Directions:
Each record below should be output verbatim, without pictures.

Available data:
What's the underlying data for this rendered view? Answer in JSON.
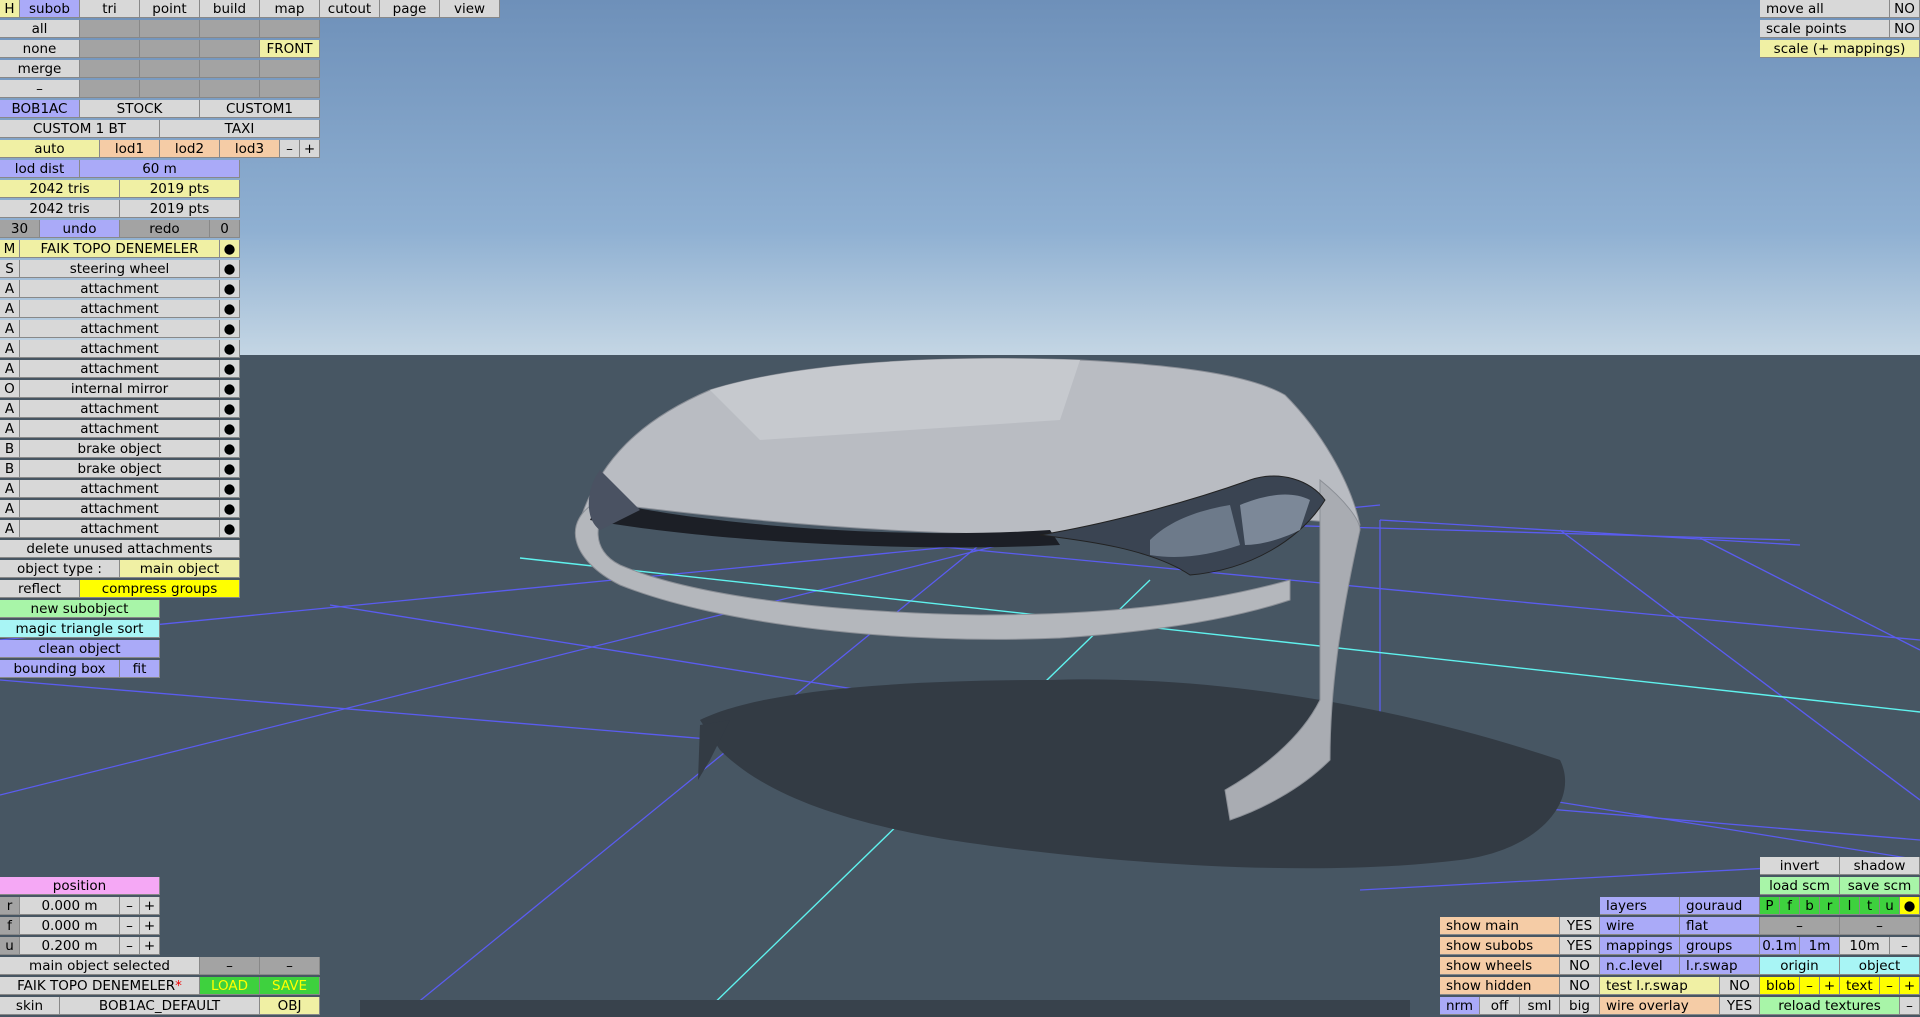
{
  "top_tabs": [
    "H",
    "subob",
    "tri",
    "point",
    "build",
    "map",
    "cutout",
    "page",
    "view"
  ],
  "select_rows": [
    "all",
    "none",
    "merge",
    "–"
  ],
  "front_label": "FRONT",
  "skins": [
    "BOB1AC",
    "STOCK",
    "CUSTOM1"
  ],
  "custom_row": [
    "CUSTOM 1 BT",
    "TAXI"
  ],
  "lod": {
    "auto": "auto",
    "lods": [
      "lod1",
      "lod2",
      "lod3"
    ],
    "minus": "–",
    "plus": "+",
    "dist_label": "lod dist",
    "dist_value": "60 m"
  },
  "stats": {
    "tris1": "2042 tris",
    "pts1": "2019 pts",
    "tris2": "2042 tris",
    "pts2": "2019 pts"
  },
  "history": {
    "count": "30",
    "undo": "undo",
    "redo": "redo",
    "redo_count": "0"
  },
  "objects": [
    {
      "type": "M",
      "name": "FAIK TOPO DENEMELER",
      "dot": "●"
    },
    {
      "type": "S",
      "name": "steering wheel",
      "dot": "●"
    },
    {
      "type": "A",
      "name": "attachment",
      "dot": "●"
    },
    {
      "type": "A",
      "name": "attachment",
      "dot": "●"
    },
    {
      "type": "A",
      "name": "attachment",
      "dot": "●"
    },
    {
      "type": "A",
      "name": "attachment",
      "dot": "●"
    },
    {
      "type": "A",
      "name": "attachment",
      "dot": "●"
    },
    {
      "type": "O",
      "name": "internal mirror",
      "dot": "●"
    },
    {
      "type": "A",
      "name": "attachment",
      "dot": "●"
    },
    {
      "type": "A",
      "name": "attachment",
      "dot": "●"
    },
    {
      "type": "B",
      "name": "brake object",
      "dot": "●"
    },
    {
      "type": "B",
      "name": "brake object",
      "dot": "●"
    },
    {
      "type": "A",
      "name": "attachment",
      "dot": "●"
    },
    {
      "type": "A",
      "name": "attachment",
      "dot": "●"
    },
    {
      "type": "A",
      "name": "attachment",
      "dot": "●"
    }
  ],
  "obj_actions": {
    "delete_unused": "delete unused attachments",
    "object_type_label": "object type :",
    "object_type_value": "main object",
    "reflect": "reflect",
    "compress": "compress groups",
    "new_subobject": "new subobject",
    "magic_sort": "magic triangle sort",
    "clean": "clean object",
    "bounding_box": "bounding box",
    "fit": "fit"
  },
  "position": {
    "title": "position",
    "rows": [
      {
        "axis": "r",
        "value": "0.000 m"
      },
      {
        "axis": "f",
        "value": "0.000 m"
      },
      {
        "axis": "u",
        "value": "0.200 m"
      }
    ],
    "minus": "–",
    "plus": "+"
  },
  "bottom_left": {
    "selected": "main object selected",
    "minus": "–",
    "filename": "FAIK TOPO DENEMELER",
    "modified_mark": "*",
    "load": "LOAD",
    "save": "SAVE",
    "skin_label": "skin",
    "skin_value": "BOB1AC_DEFAULT",
    "obj": "OBJ"
  },
  "top_right": {
    "move_all": "move all",
    "move_all_val": "NO",
    "scale_points": "scale points",
    "scale_points_val": "NO",
    "scale_mappings": "scale (+ mappings)"
  },
  "bottom_right": {
    "invert": "invert",
    "shadow": "shadow",
    "load_scm": "load scm",
    "save_scm": "save scm",
    "layers": "layers",
    "gouraud": "gouraud",
    "flags": [
      "P",
      "f",
      "b",
      "r",
      "l",
      "t",
      "u"
    ],
    "dot": "●",
    "wire": "wire",
    "flat": "flat",
    "dash": "–",
    "show_main": "show main",
    "show_main_val": "YES",
    "show_subobs": "show subobs",
    "show_subobs_val": "YES",
    "mappings": "mappings",
    "groups": "groups",
    "steps": [
      "0.1m",
      "1m",
      "10m"
    ],
    "show_wheels": "show wheels",
    "show_wheels_val": "NO",
    "nc_level": "n.c.level",
    "lr_swap": "l.r.swap",
    "origin": "origin",
    "object": "object",
    "show_hidden": "show hidden",
    "show_hidden_val": "NO",
    "test_lr_swap": "test l.r.swap",
    "test_lr_swap_val": "NO",
    "blob": "blob",
    "text": "text",
    "minus": "–",
    "plus": "+",
    "sizes": [
      "nrm",
      "off",
      "sml",
      "big"
    ],
    "wire_overlay": "wire overlay",
    "wire_overlay_val": "YES",
    "reload_textures": "reload textures"
  },
  "colors": {
    "blue": "#aaaaf8",
    "yellow": "#f0f0a4",
    "orange": "#f5cca6",
    "green": "#a8f5a8",
    "cyan": "#a8f5f5",
    "pink": "#f5a8f5"
  }
}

Exercise response:
What's the underlying data for this rendered view? Answer in JSON.
{
  "top_tabs": [
    "H",
    "subob",
    "tri",
    "point",
    "build",
    "map",
    "cutout",
    "page",
    "view"
  ],
  "select_rows": [
    "all",
    "none",
    "merge",
    "–"
  ],
  "front_label": "FRONT",
  "skins": [
    "BOB1AC",
    "STOCK",
    "CUSTOM1"
  ],
  "custom_row": [
    "CUSTOM 1 BT",
    "TAXI"
  ],
  "lod": {
    "auto": "auto",
    "lods": [
      "lod1",
      "lod2",
      "lod3"
    ],
    "minus": "–",
    "plus": "+",
    "dist_label": "lod dist",
    "dist_value": "60 m"
  },
  "stats": {
    "tris1": "2042 tris",
    "pts1": "2019 pts",
    "tris2": "2042 tris",
    "pts2": "2019 pts"
  },
  "history": {
    "count": "30",
    "undo": "undo",
    "redo": "redo",
    "redo_count": "0"
  },
  "objects": [
    {
      "type": "M",
      "name": "FAIK TOPO DENEMELER",
      "dot": "●"
    },
    {
      "type": "S",
      "name": "steering wheel",
      "dot": "●"
    },
    {
      "type": "A",
      "name": "attachment",
      "dot": "●"
    },
    {
      "type": "A",
      "name": "attachment",
      "dot": "●"
    },
    {
      "type": "A",
      "name": "attachment",
      "dot": "●"
    },
    {
      "type": "A",
      "name": "attachment",
      "dot": "●"
    },
    {
      "type": "A",
      "name": "attachment",
      "dot": "●"
    },
    {
      "type": "O",
      "name": "internal mirror",
      "dot": "●"
    },
    {
      "type": "A",
      "name": "attachment",
      "dot": "●"
    },
    {
      "type": "A",
      "name": "attachment",
      "dot": "●"
    },
    {
      "type": "B",
      "name": "brake object",
      "dot": "●"
    },
    {
      "type": "B",
      "name": "brake object",
      "dot": "●"
    },
    {
      "type": "A",
      "name": "attachment",
      "dot": "●"
    },
    {
      "type": "A",
      "name": "attachment",
      "dot": "●"
    },
    {
      "type": "A",
      "name": "attachment",
      "dot": "●"
    }
  ],
  "obj_actions": {
    "delete_unused": "delete unused attachments",
    "object_type_label": "object type :",
    "object_type_value": "main object",
    "reflect": "reflect",
    "compress": "compress groups",
    "new_subobject": "new subobject",
    "magic_sort": "magic triangle sort",
    "clean": "clean object",
    "bounding_box": "bounding box",
    "fit": "fit"
  },
  "position": {
    "title": "position",
    "rows": [
      {
        "axis": "r",
        "value": "0.000 m"
      },
      {
        "axis": "f",
        "value": "0.000 m"
      },
      {
        "axis": "u",
        "value": "0.200 m"
      }
    ],
    "minus": "–",
    "plus": "+"
  },
  "bottom_left": {
    "selected": "main object selected",
    "minus": "–",
    "filename": "FAIK TOPO DENEMELER",
    "modified_mark": "*",
    "load": "LOAD",
    "save": "SAVE",
    "skin_label": "skin",
    "skin_value": "BOB1AC_DEFAULT",
    "obj": "OBJ"
  },
  "top_right": {
    "move_all": "move all",
    "move_all_val": "NO",
    "scale_points": "scale points",
    "scale_points_val": "NO",
    "scale_mappings": "scale (+ mappings)"
  },
  "bottom_right": {
    "invert": "invert",
    "shadow": "shadow",
    "load_scm": "load scm",
    "save_scm": "save scm",
    "layers": "layers",
    "gouraud": "gouraud",
    "flags": [
      "P",
      "f",
      "b",
      "r",
      "l",
      "t",
      "u"
    ],
    "dot": "●",
    "wire": "wire",
    "flat": "flat",
    "dash": "–",
    "show_main": "show main",
    "show_main_val": "YES",
    "show_subobs": "show subobs",
    "show_subobs_val": "YES",
    "mappings": "mappings",
    "groups": "groups",
    "steps": [
      "0.1m",
      "1m",
      "10m"
    ],
    "show_wheels": "show wheels",
    "show_wheels_val": "NO",
    "nc_level": "n.c.level",
    "lr_swap": "l.r.swap",
    "origin": "origin",
    "object": "object",
    "show_hidden": "show hidden",
    "show_hidden_val": "NO",
    "test_lr_swap": "test l.r.swap",
    "test_lr_swap_val": "NO",
    "blob": "blob",
    "text": "text",
    "minus": "–",
    "plus": "+",
    "sizes": [
      "nrm",
      "off",
      "sml",
      "big"
    ],
    "wire_overlay": "wire overlay",
    "wire_overlay_val": "YES",
    "reload_textures": "reload textures"
  },
  "colors": {
    "blue": "#aaaaf8",
    "yellow": "#f0f0a4",
    "orange": "#f5cca6",
    "green": "#a8f5a8",
    "cyan": "#a8f5f5",
    "pink": "#f5a8f5"
  }
}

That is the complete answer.